Three Weeks Before the English Exam – How to PrepareBy Linda Le in Study
11th of October 2017
Linda Le completed VCE English with a perfect study score of 50 raw.
If you want to save time before the English exam, check out these complete course notes!
The VCE English exam is just three weeks away, but that doesn’t mean you should panic.
Before the exam, there’s still time for a lot of improvements to be made. In terms of studying, there are three main types:
This is the first step, and arguably the easiest. It’s where you cement your understanding of your text.
Recall may involve re-reading your text. Or re-reading just key chapters of your text. Or reading or making your own chapter summaries. Or compiling quote banks, or even drawing character or theme-based mind maps.
You shouldn’t be confined here by “stereotypical” study – you can mix it up! The main idea, though, is to cement that understanding.
This is the second main type of studying.
Development may involve unpacking prompts. Or putting together mock plans on how you would structure your essay when met with particular essay topics. Or some close reading and passage analysis (or scene analysis if you’re studying a film!) of your chosen text.
This stage is important; it allows you to take your understanding of texts, and start applying it to an exam scenario.
The third study step involves actually writing essays. These don’t necessarily need to all be under timed conditions, but there should definitely be some you as simulated exams.
It also involves getting feedback for those essays, and learning from them to target improvement. There isn’t much point writing essays if you’re writing them just for sake of writing them.

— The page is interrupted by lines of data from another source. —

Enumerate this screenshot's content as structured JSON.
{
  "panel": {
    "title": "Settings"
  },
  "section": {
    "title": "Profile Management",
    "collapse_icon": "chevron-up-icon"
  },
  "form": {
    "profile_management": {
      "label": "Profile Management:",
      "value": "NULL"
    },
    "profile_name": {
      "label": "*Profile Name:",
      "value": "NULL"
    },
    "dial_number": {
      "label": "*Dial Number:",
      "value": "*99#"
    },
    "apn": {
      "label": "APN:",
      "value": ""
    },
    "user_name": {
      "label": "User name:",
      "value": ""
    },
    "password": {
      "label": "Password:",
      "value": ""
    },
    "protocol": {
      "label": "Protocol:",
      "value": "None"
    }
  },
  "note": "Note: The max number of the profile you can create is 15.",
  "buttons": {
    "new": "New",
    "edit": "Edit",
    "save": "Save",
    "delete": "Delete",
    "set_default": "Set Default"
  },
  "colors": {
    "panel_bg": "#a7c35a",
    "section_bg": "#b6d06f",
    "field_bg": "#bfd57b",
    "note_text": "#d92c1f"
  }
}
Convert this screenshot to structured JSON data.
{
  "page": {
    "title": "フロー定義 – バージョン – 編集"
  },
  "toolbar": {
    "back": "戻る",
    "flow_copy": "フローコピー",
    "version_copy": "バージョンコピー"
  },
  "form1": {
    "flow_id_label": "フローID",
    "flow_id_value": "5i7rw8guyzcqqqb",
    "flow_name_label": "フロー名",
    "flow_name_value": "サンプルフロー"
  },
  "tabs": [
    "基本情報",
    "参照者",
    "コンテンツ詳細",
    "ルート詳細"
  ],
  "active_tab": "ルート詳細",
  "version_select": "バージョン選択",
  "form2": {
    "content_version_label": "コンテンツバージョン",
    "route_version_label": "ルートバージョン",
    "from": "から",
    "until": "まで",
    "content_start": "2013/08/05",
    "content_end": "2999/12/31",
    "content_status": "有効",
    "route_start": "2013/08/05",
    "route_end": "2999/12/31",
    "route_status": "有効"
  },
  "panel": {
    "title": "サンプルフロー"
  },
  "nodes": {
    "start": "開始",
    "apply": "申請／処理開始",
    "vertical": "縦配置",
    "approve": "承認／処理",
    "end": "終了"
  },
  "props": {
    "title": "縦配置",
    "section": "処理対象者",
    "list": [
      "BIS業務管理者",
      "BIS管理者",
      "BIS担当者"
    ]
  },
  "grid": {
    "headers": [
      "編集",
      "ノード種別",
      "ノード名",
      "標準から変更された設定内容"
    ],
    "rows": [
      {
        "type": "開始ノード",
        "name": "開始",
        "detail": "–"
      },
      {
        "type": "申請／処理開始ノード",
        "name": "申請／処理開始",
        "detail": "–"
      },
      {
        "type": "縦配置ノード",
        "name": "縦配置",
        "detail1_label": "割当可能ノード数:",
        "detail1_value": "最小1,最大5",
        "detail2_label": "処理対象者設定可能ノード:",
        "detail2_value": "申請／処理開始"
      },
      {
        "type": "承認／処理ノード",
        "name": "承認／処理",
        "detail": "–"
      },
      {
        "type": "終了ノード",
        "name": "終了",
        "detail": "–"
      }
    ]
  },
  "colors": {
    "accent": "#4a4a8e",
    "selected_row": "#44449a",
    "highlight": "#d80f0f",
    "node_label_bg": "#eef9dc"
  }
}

Generally, recall is the first stage of the revision process. It’s the first stage because it’s incredibly difficult to engage in the next two stages without it.
Otherwise, you may find your essays to be sub-par. This may be because your ideas are too broad, and lacking substance. Specifically, that often comes hand-in-hand with a lack of solid evidence you can later discuss.
However, after a while, recall becomes increasingly useless. After a while, you know what happens in your text well enough to that you could better spend your time in other ways.
To this end, as the exam nears, you should find yourself moving away from this stage, and toward development and creation.
As you get closer still to the exam, you should find there are diminishing returns in the development stage. At this point, you should move on to the final stage of creation – actually writing essays.
With all the knowledge you have cultivated during the recall and development stages, you should find you can write an essay without needing to consult your notes. And you’ll probably see an increased level of effectiveness and efficiency as you write (and get feedback on) more essays. Make sure you get feedback, though – that’s really important to facilitate targeted improvement.
Of course, these stages aren’t that clear-cut. You could still do a prompt breakdown for 15 minutes if you don’t have the time to write a full-blown essay, for example.
It’s essential that you pace yourself in the coming weeks to ensure you don’t burn out.
You shouldn’t try to cram two months’ worth of revision into two days, and you shouldn’t need to. Ideally, the final stretch will see you merely consolidating knowledge and skills, and preparing yourself for the three hour monster that is the VCE English exam.
Ultimately, when exam time comes, trust that you have more than a year’s worth of experience to draw from. Trust yourself and your skills. At the end of the day, your English exam, whilst important, is merely a snapshot of what you could put down on the page on the day. It really doesn’t mean all that much, and doesn’t say all that much about you as a person.
Good luck – you’ve got this! 💪💪💪